In the preferred embodiment described above, drive motor 18 for rotor 20 is also used to supply power for rotation of reflector 44. If desired, a separate drive motor may be provided for the reflector. However, it is preferred to use a friction type drive for the reflector as described above, because in the event the reflector is blocked from rotation, the friction drive will permit slippage thereby avoiding damage to the mechanism.
FIG. 5 illustrates an alternative embodiment of the invention in which the several components which correspond with the components of the embodiment of FIGS. 1-4 are described with corresponding primed reference numerals. The principal modification in the embodiment of FIG. 5 is that the reflector 44 and associated drive mechansim has been removed and replaced by a stationary reflector 90 which is conically shaped and defines a 45 degree angle with its vertical axis. It will thus be understood that downwardly directed sound energy produced by rotor 20' and stator 22' will be deflected in all horizontal directions by the stationary reflector 90. Accordingly, the modified siren shown in FIG. 5 is a non-directional siren.
|Cited Patent||Filing date||Publication date||Applicant||Title|
|US1428684 *||Dec 14, 1921||Sep 12, 1922||Erick Emil W||Siren|
|US2015387 *||Apr 25, 1934||Sep 24, 1935||Seiss George J||Siren|

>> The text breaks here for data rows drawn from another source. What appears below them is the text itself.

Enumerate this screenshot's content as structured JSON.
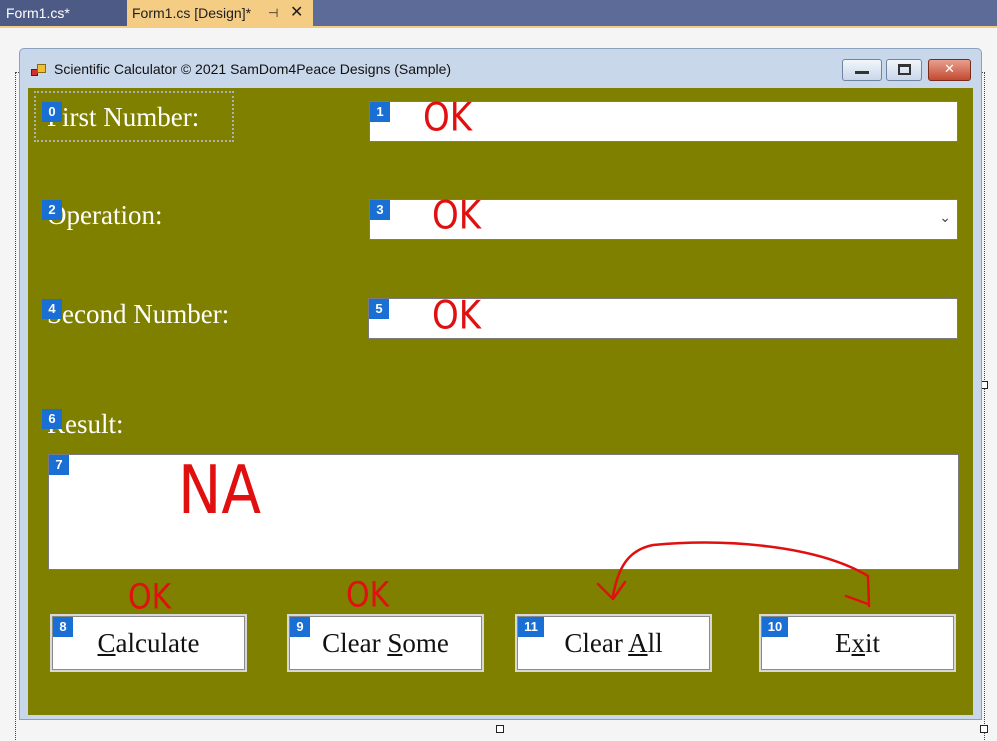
{
  "ide": {
    "tabs": [
      {
        "label": "Form1.cs*"
      },
      {
        "label": "Form1.cs [Design]*"
      }
    ],
    "pin_glyph": "⊣",
    "close_glyph": "✕"
  },
  "form": {
    "title": "Scientific Calculator © 2021 SamDom4Peace Designs (Sample)",
    "labels": {
      "first_number": "First Number:",
      "operation": "Operation:",
      "second_number": "Second Number:",
      "result": "Result:"
    },
    "buttons": {
      "calculate": {
        "pre": "",
        "mnemonic": "C",
        "post": "alculate"
      },
      "clear_some": {
        "pre": "Clear ",
        "mnemonic": "S",
        "post": "ome"
      },
      "clear_all": {
        "pre": "Clear ",
        "mnemonic": "A",
        "post": "ll"
      },
      "exit": {
        "pre": "E",
        "mnemonic": "x",
        "post": "it"
      }
    },
    "combo_arrow": "⌄"
  },
  "indices": [
    "0",
    "1",
    "2",
    "3",
    "4",
    "5",
    "6",
    "7",
    "8",
    "9",
    "10",
    "11"
  ],
  "annotations": {
    "first_input": "OK",
    "operation_input": "OK",
    "second_input": "OK",
    "result_box": "NA",
    "calculate_button": "OK",
    "clear_some_button": "OK"
  },
  "colors": {
    "form_background": "#808000",
    "index_badge": "#1a6fd4",
    "annotation": "#e01010",
    "active_tab": "#f5cc84"
  }
}
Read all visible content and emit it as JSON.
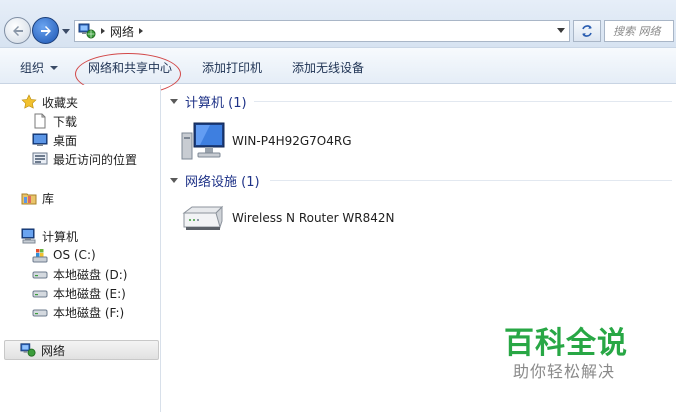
{
  "address_bar": {
    "path": "网络",
    "search_placeholder": "搜索 网络"
  },
  "toolbar": {
    "organize_label": "组织",
    "sharing_center_label": "网络和共享中心",
    "add_printer_label": "添加打印机",
    "add_wireless_label": "添加无线设备"
  },
  "sidebar": {
    "favorites": "收藏夹",
    "downloads": "下载",
    "desktop": "桌面",
    "recent": "最近访问的位置",
    "libraries": "库",
    "computer": "计算机",
    "drive_c": "OS (C:)",
    "drive_d": "本地磁盘 (D:)",
    "drive_e": "本地磁盘 (E:)",
    "drive_f": "本地磁盘 (F:)",
    "network": "网络"
  },
  "content": {
    "computers_group": "计算机 (1)",
    "computer_name": "WIN-P4H92G7O4RG",
    "network_infra_group": "网络设施 (1)",
    "router_name": "Wireless N Router WR842N"
  },
  "watermark": {
    "main": "百科全说",
    "sub": "助你轻松解决"
  },
  "colors": {
    "highlight_ellipse": "#d24848",
    "watermark_green": "#28a745",
    "group_header": "#1e3287"
  }
}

|US2869667 *||Jan 3, 1956||Jan 20, 1959||Leslie Donald J||Rotatable tremulant sound producer|
|US3982142 *||May 20, 1974||Sep 21, 1976||Sontrix, Inc.||Piezoelectric transducer assembly and method for generating a cone shaped radiation pattern|
|US4138673 *||Oct 11, 1977||Feb 6, 1979||A B C Auto Alarms, Inc.||Small siren having protective screen|
|Citing Patent||Filing date||Publication date||Applicant||Title|
|US4847590 *||Apr 26, 1988||Jul 11, 1989||Federal Signal Corporation||Outdoor warning siren|
|US4908601 *||Jul 27, 1987||Mar 13, 1990||Whelen Technologies, Inc.||Loud speaker with horizontal radiation pattern|
|US8786423||May 23, 2012||Jul 22, 2014||Code 3, Inc.||Programmable control for siren and lights|
|U.S. Classification||340/404.2, 181/175, 116/147|
|International Classification||G10K11/20, G10K7/02|
|Cooperative Classification||G10K7/02, G10K11/20|
|European Classification||G10K11/20, G10K7/02|
|Jan 28, 1982||AS||Assignment|
Owner name: FEDERAL SIGNAL CORPORATION A DE CORP.
Free format text: ASSIGNMENT OF ASSIGNORS INTEREST.;ASSIGNOR:GOSSWILLER, EARL W.;REEL/FRAME:004088/0326
Effective date: 19821123
|Jan 9, 1989||FPAY||Fee payment|
Year of fee payment: 4
|Sep 30, 1992||FPAY||Fee payment|
Year of fee payment: 8
|Feb 18, 1997||REMI||Maintenance fee reminder mailed|
|Jul 13, 1997||LAPS||Lapse for failure to pay maintenance fees|
|Sep 23, 1997||FP||Expired due to failure to pay maintenance fee|
Effective date: 19970716